PROSECUTORS claim that an opposition leader has admitted to making deals with foreign entities to interfere in Bahrain’s affairs.
They continued questioning Al Wefaq National Islamic Society secretary-general Shaikh Ali Salman yesterday over charges of promoting political change using forceful means and threats, inciting hatred against another sect, insulting the Interior Ministry and inciting others to break the law.
Shaikh Salman was remanded in custody for another 15 days pending investigations.
“The Public Prosecution has continued to question a political society’s secretary-general over charges of promoting political change using illegal forceful means and threats along with other charges,” said attorney-general Nayef Yousef Mahmoud in a statement.
“He was presented with the content of his speeches, and mentioned during questioning that he communicated with political entities and organisations abroad, discussing Bahrain’s internal affairs.
“He also said that he described to them the political situation in Bahrain before an agreement took place which would see them interfere in Bahrain.
“He added that some of them agreed to do so. He also said that he did not inform any official authorities in the kingdom about these meetings.
“The Public Prosecution has ordered for him to be further remanded for 15 days pending investigations.”
Meanwhile, sources disclosed to our sister paper Akhbar Al Khaleej that Shaikh Salman admitted to having made phone calls to Iraqi leaders who are close to Iran.
He also admitted to having made contacts with Iraqi leaders close to Muqtada Al Sadr and Bahrainis on the wanted list.
However, defence lawyer Abdulla Al Shamlawi claimed that his client had met the organisations as part of his political work. “My client admitted to meeting foreign ministers from Britain, the US and Germany because of his job,” he said.
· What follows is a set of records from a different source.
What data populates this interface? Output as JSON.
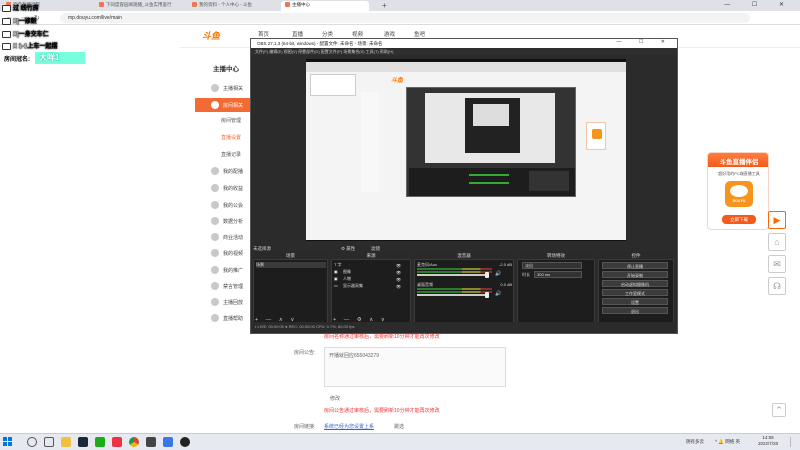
{
  "browser": {
    "tabs": [
      {
        "label": "万斤有悠行院"
      },
      {
        "label": "下同度容园闻观播_斗鱼实用鉴行"
      },
      {
        "label": "我的资料 - 个人中心 - 斗鱼"
      },
      {
        "label": "主播中心"
      }
    ],
    "url": "mp.douyu.com/live/main"
  },
  "overlay": {
    "lines": [
      "过  线竹房",
      "X|一修鼓",
      "X|一身交车仁",
      "X 1-1上车一起摆"
    ],
    "room_label": "房间冠名:",
    "room_value": "大咩1"
  },
  "douyu": {
    "logo": "斗鱼",
    "nav": [
      "首页",
      "直播",
      "分类",
      "视频",
      "游戏",
      "鱼吧"
    ],
    "sidebar_title": "主播中心",
    "sidebar_items": [
      "主播相关",
      "房间相关",
      "我的配播",
      "我的收益",
      "我的公会",
      "数据分析",
      "商业活动",
      "我的视频",
      "我的推广",
      "禁言管理",
      "主播回放",
      "直播帮助"
    ],
    "sidebar_subs": [
      "房间管理",
      "直播设置",
      "直播记录"
    ],
    "content": {
      "warn1": "房间名称通过审核后，需要刷新10分钟才能再次修改",
      "announce_label": "房间公告:",
      "announce_value": "开播就回应655043279",
      "modify": "修改",
      "warn2": "房间公告通过审核后，需要刷新10分钟才能再次修改",
      "loc_label": "房间链接:",
      "loc_value": "系统已经为您设置上系",
      "loc_action": "跳选"
    }
  },
  "ad": {
    "title": "斗鱼直播伴侣",
    "sub": "超好用的PC端直播工具",
    "logo_text": "DOUYU",
    "button": "立即下载"
  },
  "obs": {
    "title": "OBS 27.1.3 (64-bit, windows) - 配置文件: 未命名 - 场景: 未命名",
    "win_buttons": "— ☐ ✕",
    "menu": "文件(F)  编辑(E)  视图(V)  停靠部件(D)  配置文件(P)  场景集合(S)  工具(T)  帮助(H)",
    "no_source": "未选择源",
    "props": "⚙ 属性",
    "filters": "滤镜",
    "docks": {
      "scenes": "场景",
      "sources": "来源",
      "mixer": "混音器",
      "transitions": "转场特效",
      "controls": "控件"
    },
    "scene_item": "场景",
    "sources": [
      "T 字",
      "图像",
      "人物",
      "显示器采集"
    ],
    "mixer": [
      {
        "name": "麦克风/Aux",
        "db": "-2.0 dB"
      },
      {
        "name": "桌面音频",
        "db": "0.0 dB"
      }
    ],
    "transition": {
      "value": "淡出",
      "duration_label": "时长",
      "duration": "300 ms"
    },
    "controls": [
      "停止直播",
      "开始录制",
      "启动虚拟摄像机",
      "工作室模式",
      "设置",
      "退出"
    ],
    "statusbar": "▪ LIVE: 00:00:00   ● REC: 00:00:00   CPU: 0.7%, 60.00 fps",
    "tools_scenes": "+ — ∧ ∨",
    "tools_sources": "+ — ⚙ ∧ ∨"
  },
  "taskbar": {
    "tray": "^ 🔔 网络 英 ",
    "clock_time": "14:58",
    "clock_date": "2022/7/28",
    "weather": "阴有多云"
  }
}
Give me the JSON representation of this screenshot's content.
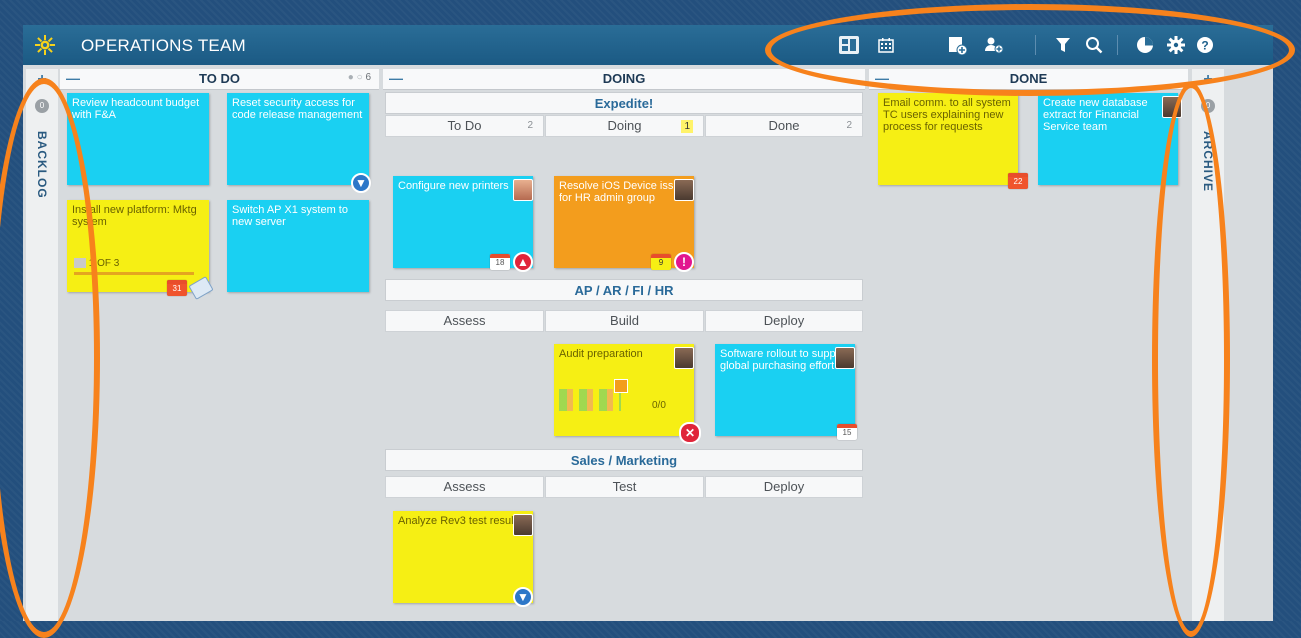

The Public Prosecution started questioning Shaikh Salman last Tuesday in connection with speeches he made between 2012 and December last year.
Prosecutors earlier said that some of the evidence against Shaikh Salman included recordings of his speeches at Al Wefaq’s general assembly and on a television channel, in which he urged the opposition to deploy military methods currently used by the Syrian opposition.
The evidence also included public statements made by the defendant that called for the reinstatement and continued work of the disbanded Ulama Council, as well as incitement against naturalised Bahraini citizens by accusing them of committing terrorist acts.
The attorney-general earlier said that Shaikh Salman held meetings when abroad with groups that offered him access to arms and supported the call for violent unrest in Bahrain.